The heroine of my current WIP is the widow of a small-town printer/newspaperman, her brother-in-law having inherited the paper on his death. It’s an important part of her story, so I’m reading Freshest Advices: Early Provincial Newspapers in England by R. M. Wiles. It mostly focuses on the first half of the 18th century which is a little early for me obviously, so I’ll have to do some supplemental reading, but I’m guessing there was a lot of continuity.

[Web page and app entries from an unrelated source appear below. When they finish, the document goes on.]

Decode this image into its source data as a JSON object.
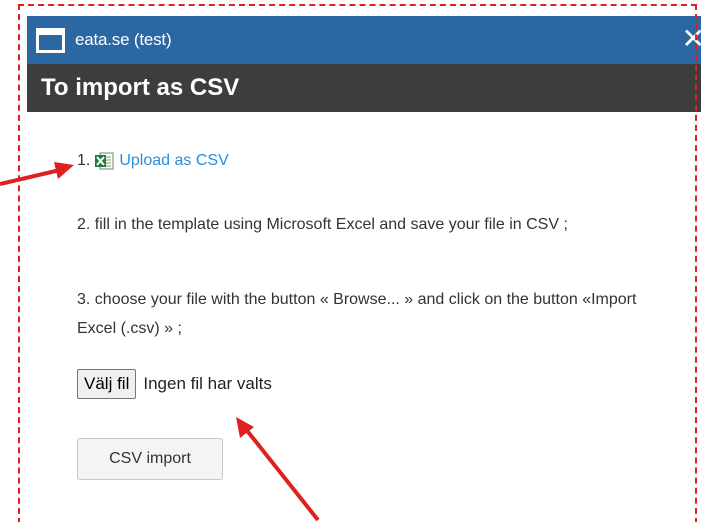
{
  "window": {
    "title": "eata.se (test)",
    "close_glyph": "✕"
  },
  "header": {
    "title": "To import as CSV"
  },
  "steps": {
    "step1_number": "1.",
    "step1_icon": "excel-csv-icon",
    "step1_link": "Upload as CSV",
    "step2": "2. fill in the template using Microsoft Excel and save your file in CSV ;",
    "step3": "3. choose your file with the button « Browse... » and click on the button «Import Excel (.csv) » ;"
  },
  "file_input": {
    "button_label": "Välj fil",
    "status": "Ingen fil har valts"
  },
  "import_button": {
    "label": "CSV import"
  },
  "colors": {
    "titlebar": "#2a67a3",
    "header": "#3d3d3d",
    "link": "#2a8fd8",
    "annotation": "#e02020"
  }
}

“It takes a twentieth-century reader a little time to accustom himself to look at the end of a paper for the latest news [because it was typeset last], but the eighteenth-century reader had no reason to look elsewhere for it.[...I]f anyone perused the six-page Worcester Post-Man, number 267 (Friday, 6 August 1714), only as far as page 4 he would see on that page that the ailing Queen Anne, after suffering ‘a Fit of Convulsions, others say the Appoplexy,’ had been given ‘much Relief by Blisters’; only on page 5 of that same issue would the reader discover that the Queen had died on Sunday, 31 July.”